Work item = Keep only those lines of the records that include the string "this".

[Opening Data excerpts section]

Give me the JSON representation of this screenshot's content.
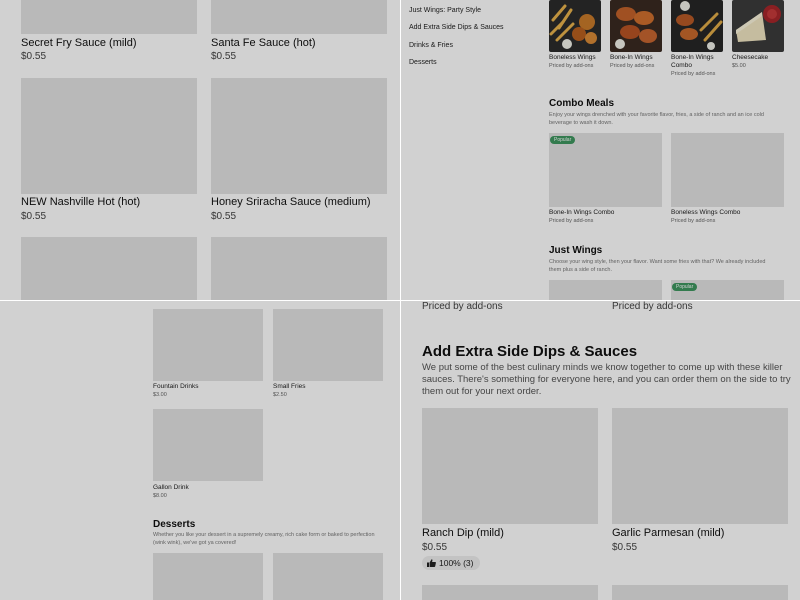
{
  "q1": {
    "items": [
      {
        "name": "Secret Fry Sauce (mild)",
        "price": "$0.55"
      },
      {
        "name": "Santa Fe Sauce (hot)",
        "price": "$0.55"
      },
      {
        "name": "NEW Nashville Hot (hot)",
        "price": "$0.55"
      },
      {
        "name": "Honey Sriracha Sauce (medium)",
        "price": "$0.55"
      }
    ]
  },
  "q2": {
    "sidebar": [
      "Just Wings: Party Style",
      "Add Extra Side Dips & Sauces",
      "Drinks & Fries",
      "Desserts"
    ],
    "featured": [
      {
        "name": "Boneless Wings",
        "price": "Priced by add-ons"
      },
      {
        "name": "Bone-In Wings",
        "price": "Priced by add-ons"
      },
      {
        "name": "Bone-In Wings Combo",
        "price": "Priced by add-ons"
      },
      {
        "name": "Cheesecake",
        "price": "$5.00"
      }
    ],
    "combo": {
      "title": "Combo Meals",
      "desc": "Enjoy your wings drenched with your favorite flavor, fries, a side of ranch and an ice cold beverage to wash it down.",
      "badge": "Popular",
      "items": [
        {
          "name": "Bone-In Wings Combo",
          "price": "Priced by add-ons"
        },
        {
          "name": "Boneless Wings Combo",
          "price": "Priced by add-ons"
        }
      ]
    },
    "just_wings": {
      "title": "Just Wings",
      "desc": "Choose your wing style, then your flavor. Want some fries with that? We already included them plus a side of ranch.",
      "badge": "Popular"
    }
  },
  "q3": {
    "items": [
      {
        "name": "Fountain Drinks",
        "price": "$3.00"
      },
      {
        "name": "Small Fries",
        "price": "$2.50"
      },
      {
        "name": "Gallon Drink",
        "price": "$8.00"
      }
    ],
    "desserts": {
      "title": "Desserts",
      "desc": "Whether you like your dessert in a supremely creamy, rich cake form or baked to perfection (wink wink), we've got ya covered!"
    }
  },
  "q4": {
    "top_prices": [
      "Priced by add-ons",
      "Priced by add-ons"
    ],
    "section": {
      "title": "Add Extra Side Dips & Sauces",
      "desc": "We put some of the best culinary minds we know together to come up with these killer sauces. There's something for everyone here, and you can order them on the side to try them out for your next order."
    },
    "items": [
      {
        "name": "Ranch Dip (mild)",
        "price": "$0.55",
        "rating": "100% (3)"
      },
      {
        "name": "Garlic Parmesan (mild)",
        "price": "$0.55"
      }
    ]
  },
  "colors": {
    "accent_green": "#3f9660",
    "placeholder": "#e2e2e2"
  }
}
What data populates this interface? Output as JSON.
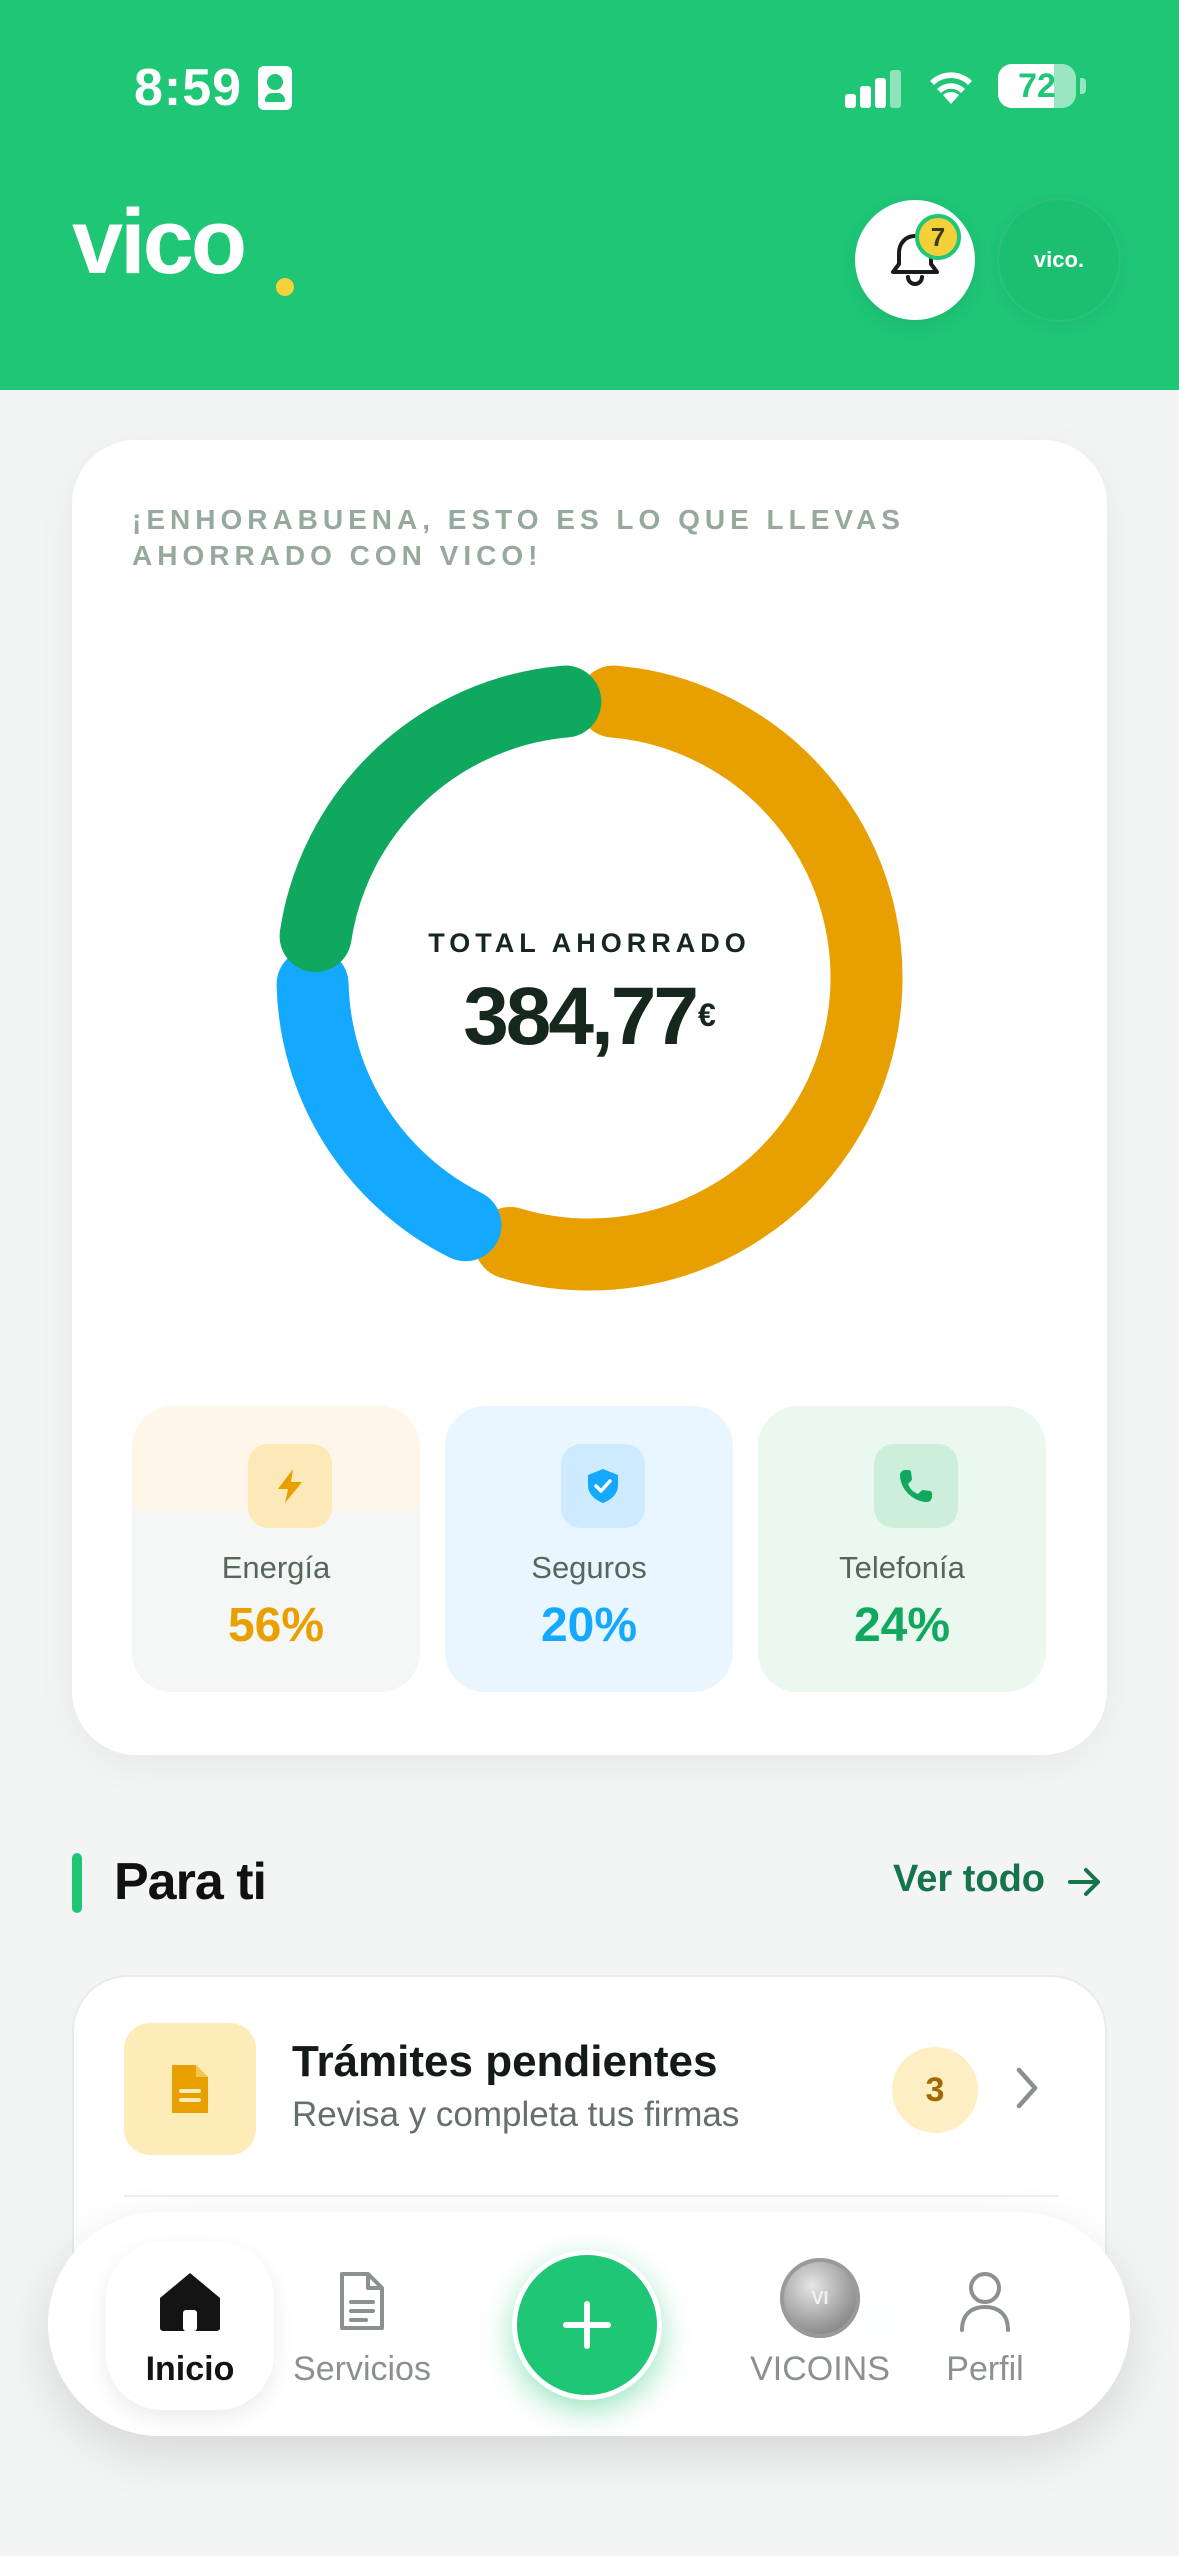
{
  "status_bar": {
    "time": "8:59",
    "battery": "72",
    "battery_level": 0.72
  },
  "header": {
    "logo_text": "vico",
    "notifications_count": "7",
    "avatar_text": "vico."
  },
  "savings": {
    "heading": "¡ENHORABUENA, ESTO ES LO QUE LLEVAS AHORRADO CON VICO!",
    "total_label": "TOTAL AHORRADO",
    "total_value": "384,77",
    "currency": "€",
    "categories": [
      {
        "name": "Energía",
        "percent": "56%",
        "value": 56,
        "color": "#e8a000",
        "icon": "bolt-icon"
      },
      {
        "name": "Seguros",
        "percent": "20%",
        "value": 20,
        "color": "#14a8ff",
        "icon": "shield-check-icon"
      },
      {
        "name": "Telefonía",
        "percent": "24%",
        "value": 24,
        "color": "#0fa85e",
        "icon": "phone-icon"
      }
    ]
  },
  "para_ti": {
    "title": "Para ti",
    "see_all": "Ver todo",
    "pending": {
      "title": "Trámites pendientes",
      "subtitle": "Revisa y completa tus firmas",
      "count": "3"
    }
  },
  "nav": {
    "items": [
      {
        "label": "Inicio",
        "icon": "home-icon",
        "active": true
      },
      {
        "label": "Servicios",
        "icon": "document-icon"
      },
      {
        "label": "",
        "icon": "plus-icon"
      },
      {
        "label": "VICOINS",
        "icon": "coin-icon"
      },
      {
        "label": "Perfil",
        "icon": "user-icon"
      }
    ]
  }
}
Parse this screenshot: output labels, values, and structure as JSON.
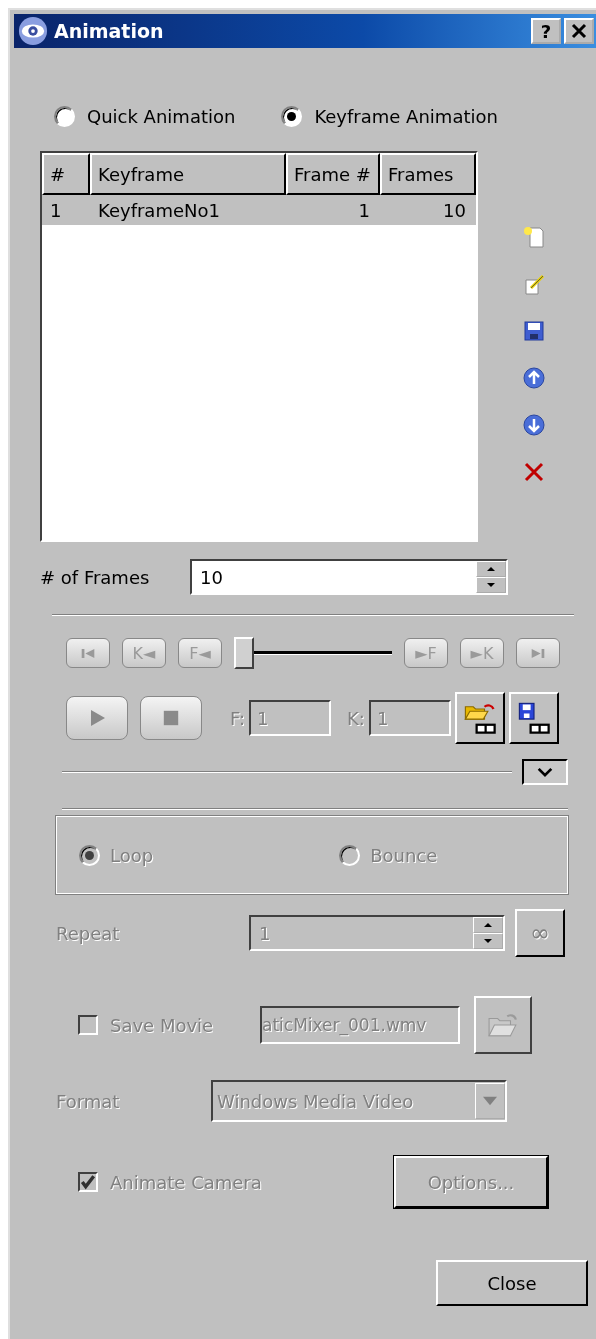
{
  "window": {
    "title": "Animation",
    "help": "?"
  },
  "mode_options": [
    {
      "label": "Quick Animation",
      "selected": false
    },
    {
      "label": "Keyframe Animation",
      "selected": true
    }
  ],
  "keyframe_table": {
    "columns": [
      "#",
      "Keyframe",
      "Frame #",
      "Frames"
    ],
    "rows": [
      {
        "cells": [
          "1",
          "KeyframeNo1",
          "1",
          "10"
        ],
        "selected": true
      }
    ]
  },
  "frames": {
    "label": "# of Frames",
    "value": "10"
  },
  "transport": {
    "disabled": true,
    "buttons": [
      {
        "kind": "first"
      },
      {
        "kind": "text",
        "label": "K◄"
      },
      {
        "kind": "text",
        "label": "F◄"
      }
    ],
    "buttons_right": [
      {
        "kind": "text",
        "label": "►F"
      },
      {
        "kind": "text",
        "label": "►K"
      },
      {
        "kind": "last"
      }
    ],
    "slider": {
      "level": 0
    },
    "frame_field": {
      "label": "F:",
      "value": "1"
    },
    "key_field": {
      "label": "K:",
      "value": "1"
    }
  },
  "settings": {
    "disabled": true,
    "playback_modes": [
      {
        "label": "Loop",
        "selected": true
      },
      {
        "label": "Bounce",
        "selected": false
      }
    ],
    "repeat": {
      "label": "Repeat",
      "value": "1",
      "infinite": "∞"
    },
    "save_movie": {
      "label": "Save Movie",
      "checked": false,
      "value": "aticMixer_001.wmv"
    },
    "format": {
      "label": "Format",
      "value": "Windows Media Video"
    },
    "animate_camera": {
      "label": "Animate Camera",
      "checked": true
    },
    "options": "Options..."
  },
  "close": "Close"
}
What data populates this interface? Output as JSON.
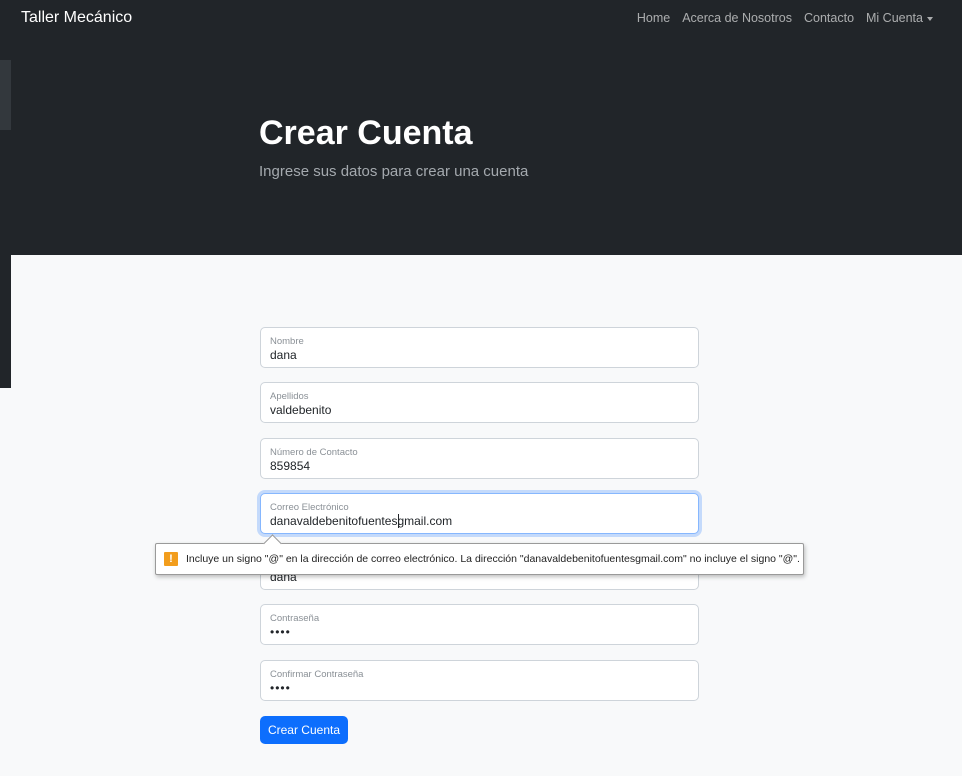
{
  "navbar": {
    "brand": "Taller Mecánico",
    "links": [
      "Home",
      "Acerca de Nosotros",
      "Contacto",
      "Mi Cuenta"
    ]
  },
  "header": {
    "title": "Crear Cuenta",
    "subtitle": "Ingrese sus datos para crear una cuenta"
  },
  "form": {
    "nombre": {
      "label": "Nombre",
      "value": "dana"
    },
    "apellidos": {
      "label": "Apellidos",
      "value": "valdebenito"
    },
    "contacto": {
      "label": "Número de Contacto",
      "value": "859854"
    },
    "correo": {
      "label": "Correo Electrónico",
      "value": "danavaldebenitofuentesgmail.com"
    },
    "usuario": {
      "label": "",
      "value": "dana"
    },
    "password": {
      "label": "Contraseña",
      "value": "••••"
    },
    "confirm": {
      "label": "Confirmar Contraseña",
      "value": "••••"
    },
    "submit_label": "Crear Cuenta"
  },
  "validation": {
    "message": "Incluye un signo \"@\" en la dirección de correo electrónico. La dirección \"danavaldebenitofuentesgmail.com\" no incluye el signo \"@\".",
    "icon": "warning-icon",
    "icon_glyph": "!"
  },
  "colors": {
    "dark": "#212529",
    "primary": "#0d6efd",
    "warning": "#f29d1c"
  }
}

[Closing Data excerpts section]

Final answer =
Give me the JSON representation of this screenshot's content.
What data populates this interface? Output as JSON.
Parse this screenshot: output labels, values, and structure as JSON.
What data populates this interface? Output as JSON.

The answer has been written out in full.